### [Exercise]
All of the entries below are to be retyped exactly.

#### Task material

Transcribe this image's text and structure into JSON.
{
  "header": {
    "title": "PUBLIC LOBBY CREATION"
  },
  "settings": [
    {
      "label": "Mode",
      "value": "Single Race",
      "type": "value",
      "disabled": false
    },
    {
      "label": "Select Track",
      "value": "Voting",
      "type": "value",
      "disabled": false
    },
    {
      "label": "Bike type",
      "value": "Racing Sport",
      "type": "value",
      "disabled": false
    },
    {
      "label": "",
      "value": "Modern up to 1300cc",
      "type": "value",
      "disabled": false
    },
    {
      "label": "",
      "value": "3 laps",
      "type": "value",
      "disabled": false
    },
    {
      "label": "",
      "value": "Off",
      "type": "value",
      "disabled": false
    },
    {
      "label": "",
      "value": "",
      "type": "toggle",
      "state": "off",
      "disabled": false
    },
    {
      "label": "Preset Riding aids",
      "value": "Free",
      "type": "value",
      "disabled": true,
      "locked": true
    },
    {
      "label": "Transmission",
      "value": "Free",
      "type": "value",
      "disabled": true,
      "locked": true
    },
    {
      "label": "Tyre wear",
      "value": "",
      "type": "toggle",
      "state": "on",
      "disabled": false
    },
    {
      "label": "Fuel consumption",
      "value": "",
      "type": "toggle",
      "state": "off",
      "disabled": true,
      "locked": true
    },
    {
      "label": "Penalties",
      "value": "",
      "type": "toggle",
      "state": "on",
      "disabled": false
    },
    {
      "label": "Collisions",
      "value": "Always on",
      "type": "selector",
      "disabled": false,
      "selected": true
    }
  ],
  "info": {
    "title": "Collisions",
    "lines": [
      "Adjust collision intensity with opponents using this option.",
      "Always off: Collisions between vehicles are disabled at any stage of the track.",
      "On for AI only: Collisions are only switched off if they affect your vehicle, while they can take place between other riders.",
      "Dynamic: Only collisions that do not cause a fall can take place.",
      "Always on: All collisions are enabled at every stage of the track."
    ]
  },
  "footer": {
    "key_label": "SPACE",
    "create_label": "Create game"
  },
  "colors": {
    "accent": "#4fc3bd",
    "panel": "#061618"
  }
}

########

### [Solution to the problem]
Transcribe this image's text and structure into JSON.
{
  "header": {
    "title": "PUBLIC LOBBY CREATION"
  },
  "settings": [
    {
      "label": "Mode",
      "value": "Single Race",
      "type": "value",
      "disabled": false
    },
    {
      "label": "Select Track",
      "value": "Voting",
      "type": "value",
      "disabled": false
    },
    {
      "label": "Bike type",
      "value": "Racing Sport",
      "type": "value",
      "disabled": false
    },
    {
      "label": "",
      "value": "Modern up to 1300cc",
      "type": "value",
      "disabled": false
    },
    {
      "label": "",
      "value": "3 laps",
      "type": "value",
      "disabled": false
    },
    {
      "label": "",
      "value": "Off",
      "type": "value",
      "disabled": false
    },
    {
      "label": "",
      "value": "",
      "type": "toggle",
      "state": "off",
      "disabled": false
    },
    {
      "label": "Preset Riding aids",
      "value": "Free",
      "type": "value",
      "disabled": true,
      "locked": true
    },
    {
      "label": "Transmission",
      "value": "Free",
      "type": "value",
      "disabled": true,
      "locked": true
    },
    {
      "label": "Tyre wear",
      "value": "",
      "type": "toggle",
      "state": "on",
      "disabled": false
    },
    {
      "label": "Fuel consumption",
      "value": "",
      "type": "toggle",
      "state": "off",
      "disabled": true,
      "locked": true
    },
    {
      "label": "Penalties",
      "value": "",
      "type": "toggle",
      "state": "on",
      "disabled": false
    },
    {
      "label": "Collisions",
      "value": "Always on",
      "type": "selector",
      "disabled": false,
      "selected": true
    }
  ],
  "info": {
    "title": "Collisions",
    "lines": [
      "Adjust collision intensity with opponents using this option.",
      "Always off: Collisions between vehicles are disabled at any stage of the track.",
      "On for AI only: Collisions are only switched off if they affect your vehicle, while they can take place between other riders.",
      "Dynamic: Only collisions that do not cause a fall can take place.",
      "Always on: All collisions are enabled at every stage of the track."
    ]
  },
  "footer": {
    "key_label": "SPACE",
    "create_label": "Create game"
  },
  "colors": {
    "accent": "#4fc3bd",
    "panel": "#061618"
  }
}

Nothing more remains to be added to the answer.